dnanian
11-07-2007, 04:06 PM
The above has nothing to do with Leopard, actually. Pointy Kitty's running with Tiger.

jbezdek
04-01-2008, 08:13 PM
Hi guys. I'm seeing this error ("Incorrect number of Access Control Lists") upon running Disk Utility on my backup drive. (Backing up an iMac G5.)

David wondered why anyone would have ACLs on their Tiger drive. In my case, it's because I'm using ACLs to control multi-user access to a shared iTunes folder, as explained here:

http://ad.hominem.org/log/2005/07/acl.php

AFAIK, I only have an ACL set up on one folder (/Users/Shared/iTunes).

I suspect that one ACL is not being copied properly, which means that if I boot from the backup the shared iTunes setup I have may not work properly. However, unfortunately I can't complete a full Disk Utility verification on the backup disk because it exits with the ACL error, meaning I don't know if any other underlying issues exist. (None are reported so far.)

I should be upgrading to a new iMac soon with Leopard, so I'll take my chances for now that the backup will work properly if the need arises.

Hope this extra information sheds some light on the issue.

Joe

dnanian
04-01-2008, 08:25 PM
Running 2.5?

jbezdek
04-02-2008, 01:24 AM
Yes, 2.5. Should have mentioned that in the last post. :-P

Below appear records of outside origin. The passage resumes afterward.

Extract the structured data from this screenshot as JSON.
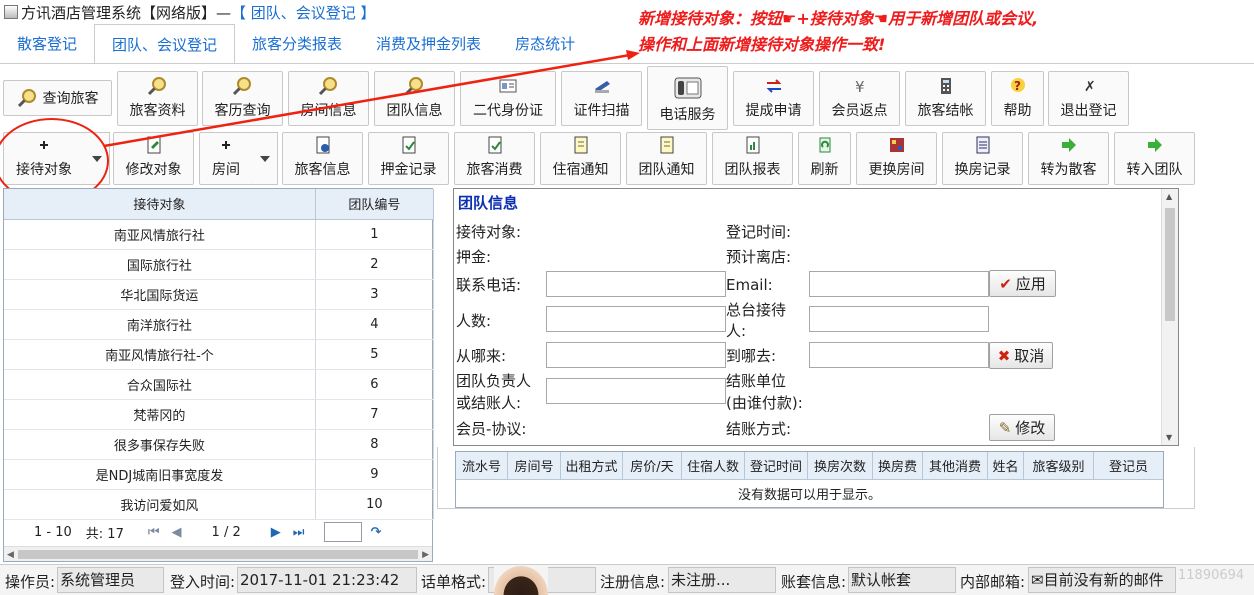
{
  "window": {
    "title_prefix": "方讯酒店管理系统【网络版】— ",
    "title_suffix": "【 团队、会议登记 】"
  },
  "annotation": {
    "line1": "新增接待对象：按钮☛+接待对象☚用于新增团队或会议,",
    "line2": "操作和上面新增接待对象操作一致!"
  },
  "tabs": [
    {
      "label": "散客登记"
    },
    {
      "label": "团队、会议登记"
    },
    {
      "label": "旅客分类报表"
    },
    {
      "label": "消费及押金列表"
    },
    {
      "label": "房态统计"
    }
  ],
  "toolbar1": [
    {
      "label": "查询旅客",
      "icon": "magnifier-icon"
    },
    {
      "label": "旅客资料",
      "icon": "magnifier-icon"
    },
    {
      "label": "客历查询",
      "icon": "magnifier-icon"
    },
    {
      "label": "房间信息",
      "icon": "magnifier-icon"
    },
    {
      "label": "团队信息",
      "icon": "magnifier-icon"
    },
    {
      "label": "二代身份证",
      "icon": "id-card-icon"
    },
    {
      "label": "证件扫描",
      "icon": "scanner-icon"
    },
    {
      "label": "电话服务",
      "icon": "phone-icon"
    },
    {
      "label": "提成申请",
      "icon": "transfer-icon"
    },
    {
      "label": "会员返点",
      "icon": "yen-icon"
    },
    {
      "label": "旅客结帐",
      "icon": "calculator-icon"
    },
    {
      "label": "帮助",
      "icon": "help-icon"
    },
    {
      "label": "退出登记",
      "icon": "exit-icon"
    }
  ],
  "toolbar2": [
    {
      "label": "接待对象",
      "icon": "plus-icon"
    },
    {
      "label": "修改对象",
      "icon": "edit-doc-icon"
    },
    {
      "label": "房间",
      "icon": "plus-icon"
    },
    {
      "label": "旅客信息",
      "icon": "info-doc-icon"
    },
    {
      "label": "押金记录",
      "icon": "doc-icon"
    },
    {
      "label": "旅客消费",
      "icon": "doc-icon"
    },
    {
      "label": "住宿通知",
      "icon": "note-icon"
    },
    {
      "label": "团队通知",
      "icon": "note-icon"
    },
    {
      "label": "团队报表",
      "icon": "report-icon"
    },
    {
      "label": "刷新",
      "icon": "refresh-icon"
    },
    {
      "label": "更换房间",
      "icon": "room-swap-icon"
    },
    {
      "label": "换房记录",
      "icon": "list-icon"
    },
    {
      "label": "转为散客",
      "icon": "green-arrow-icon"
    },
    {
      "label": "转入团队",
      "icon": "green-arrow-icon"
    }
  ],
  "guest_grid": {
    "columns": [
      "接待对象",
      "团队编号"
    ],
    "rows": [
      [
        "南亚风情旅行社",
        "1"
      ],
      [
        "国际旅行社",
        "2"
      ],
      [
        "华北国际货运",
        "3"
      ],
      [
        "南洋旅行社",
        "4"
      ],
      [
        "南亚风情旅行社-个",
        "5"
      ],
      [
        "合众国际社",
        "6"
      ],
      [
        "梵蒂冈的",
        "7"
      ],
      [
        "很多事保存失败",
        "8"
      ],
      [
        "是NDJ城南旧事宽度发",
        "9"
      ],
      [
        "我访问爱如风",
        "10"
      ]
    ],
    "pager": {
      "range": "1 - 10",
      "total": "共: 17",
      "page": "1 / 2",
      "page_input": ""
    }
  },
  "team_panel": {
    "title": "团队信息",
    "labels": {
      "reception": "接待对象:",
      "checkin_time": "登记时间:",
      "deposit": "押金:",
      "expected_leave": "预计离店:",
      "phone": "联系电话:",
      "email": "Email:",
      "headcount": "人数:",
      "front_desk_1": "总台接待",
      "front_desk_2": "人:",
      "from": "从哪来:",
      "to": "到哪去:",
      "leader_1": "团队负责人",
      "leader_2": "或结账人:",
      "payer_1": "结账单位",
      "payer_2": "(由谁付款):",
      "member": "会员-协议:",
      "pay_method": "结账方式:"
    },
    "buttons": {
      "apply": "应用",
      "cancel": "取消",
      "modify": "修改"
    },
    "values": {
      "phone": "",
      "email": "",
      "headcount": "",
      "front_desk": "",
      "from": "",
      "to": "",
      "leader": ""
    }
  },
  "detail_grid": {
    "columns": [
      "流水号",
      "房间号",
      "出租方式",
      "房价/天",
      "住宿人数",
      "登记时间",
      "换房次数",
      "换房费",
      "其他消费",
      "姓名",
      "旅客级别",
      "登记员"
    ],
    "empty_text": "没有数据可以用于显示。"
  },
  "status_bar": {
    "operator_label": "操作员:",
    "operator": "系统管理员",
    "login_label": "登入时间:",
    "login_time": "2017-11-01 21:23:42",
    "bill_format_label": "话单格式:",
    "bill_format": "",
    "register_label": "注册信息:",
    "register": "未注册...",
    "account_label": "账套信息:",
    "account": "默认帐套",
    "mail_label": "内部邮箱:",
    "mail": "目前没有新的邮件",
    "watermark": "11890694"
  },
  "colors": {
    "accent": "#1a6fd1",
    "annotation": "#ee1c1c",
    "panel_title": "#0a2fb0"
  }
}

dnanian
04-02-2008, 09:31 AM
The only thing I can suggest is that the ACL implementation/calls in Tiger are generally less reliable than those in Leopard... the ACL should copy fine.

prestonholmes
04-06-2008, 01:18 PM
I just started getting this error on one of my backups. In the past an erase and copy fixed it. I'm getting the same error when running a disk verify on the source and I have not restored from a backup. This means the target is just a faithful clone of the source (complete with ACL errors). I'm not sure if the ACL errors on the source were somehow caused by SD's calls to metadata copying (which wouldn't be SD's fault, but could be causing a tiger but to surface), or happened in some other way and SD is just innocently copying.

I'm going to have to bring the server off line to repair the source, then run an erase and copy to get back on track.

Here is a feature request for the future of SD, its not an easy one, but would ad huge value. It would be great if SD could verify the volume integrity as part of the clone. I don't mean just calling Apple's diskutil, I mean writing your own volume verification stuff and integrating it into SDcopy. This could be another option, with choices on what to do if problems are found (halt copy, repair, etc).

In my backup script I automatically run diskutil verifyVolume on the target after SD runs, but if there is some problem (like the above) I only know it after it has already been copied to my target. If the source is the boot drive, there is no good way to run verify or repair the volume prior to SD running.

I know that writing some disk utility stuff from scratch is far from trivial, and may well be considered outside the scope of SD, but you DO have good knowledge and understanding of the low level file system inner-workings, and I think it would add value to the app in that Users could no that the integrity of the backup was ensured (like repair disk permissions but X 10).

I was bit hard once by SD faithfully cloning disk errors that went unnoticed through my three week offsite rotation (I have SD run nightly, onto one of three disks that are rotated offsite weekly).

Sorry that I wandered off-topic.

-Preston

BTW, Tiger Server, SD 2.5 - plans to move to leopard this summer...

dnanian
04-06-2008, 02:53 PM
I really don't think that's a terribly practical thing for us to do, Preston: it's sort of what Disk Utility and Disk Warrior are for -- and Disk Warrior is quite well regarded in this space...

prestonholmes
04-09-2008, 08:06 PM
I really don't think that's a terribly practical thing for us to do, Preston: it's sort of what Disk Utility and Disk Warrior are for -- and Disk Warrior is quite well regarded in this space...

I never said it was practical :D

As I said, easily out of scope, and way more than I would want to tackle in your shoes. But there is no way to integrate DW practically into an automated backup routine.

Keep up the great work.

-P